In the sixties one of the suggested exist strategies for the War in Vietnam was “to declare victory and get out.” Alas, it was the road not taken, increasing the length and depth of the tragedy for all concerned. For the War on Drugs, there is an even simpler solution: stop calling it a war. According to Obama’s drug chief, that’s the attitude of his administration and it’s about time:
President Barack Obama?s plan to fight drug abuse and trafficking proposes spending $15.5 billion next year and shifting the emphasis from fighting a war on drugs to treating the problem as a national health issue, the administration?s top drug-policy adviser said in an interview.
?It?s a disease, it?s diagnosable and it?s certainly something that can be treated — but it?s not a war,? said Gil Kerlikowske, director of the White House Office of National Drug Control Policy.

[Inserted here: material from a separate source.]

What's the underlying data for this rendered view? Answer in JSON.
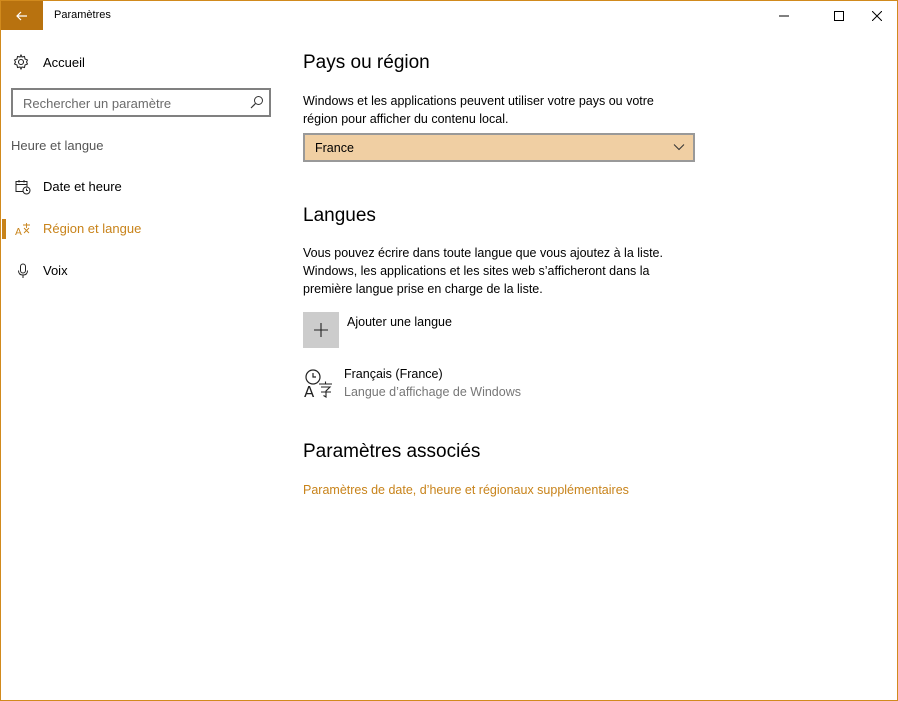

The president?s plan calls for increasing drug-control spending by 3.5 percent in the fiscal year that begins Oct. 1. It aims to reduce drug use among American youth by 15 percent over five years, and to make similar reductions in chronic drug use, deaths from drug use, and driving under the influence of illicit substances. (Peter Green, Bloomberg News)
By criminalizing use of opiates we have also denied their rational use to people with chronic pain. Not to mention criminalizing behavior like pot use which is certainly no worse than alcohol. If we could decriminalize these things than that would also undercut organized crime, a major part of the “drug problem.” They may be the alleged targets of the “war on drugs” but it is mainly foot soldiers and innocent civilians that are the collateral damage.
Addictions aren’t harmless. If their use doesn’t have medical benefits like pain relief and is only for recreation or use as a coping mechanism for other problems then they can be serious. Addiction is a public health problem, like alcoholism or smoking and should be addressed in that way. Kudos to the Obama administration for not only recognizing this but proposing to do something about it:
The administration proposes spending $1.7 billion, up 13.4 percent from this year, to increase prevention efforts, including mentoring programs for schoolchildren.
?If you start early? presenting children with drug- prevention messages, ?that?s been proven to be effective, and that?s where we want to go with this,? Kerlikowske said.
An increase of 3.7 percent in treatment funds, to $3.9 billion, includes a new emphasis on training primary care physicians to identify and help treat addiction before it becomes chronic. The funding request is part of Obama?s proposed fiscal 2011 budget.
?If you are able to do an intervention with somebody on drugs early, it saves money — treatment is about half the cost of incarceration,? said Kerlikowske. ?You can?t arrest your way out of the problem.? (Bloomberg)
That said, there is a lot of work to be done to undo the “war” footing that we have been hoodwinked into accepting. The decriminalization of pot is already starting but it isn’t going fast enough. There should also be a rational approach to the appropriate use of drugs for chronic pain. They are medically indicated more often than prescribed, but doctors are too nervous about becoming even more collateral damage in the phony war on drugs.
I am sure there will be push back from the hardnosed hard right. They not only want to be tough on crime, they also want everyone to accept what they think is a crime. Like abortion.
And of course drug use. While they drink a toast to prohibition.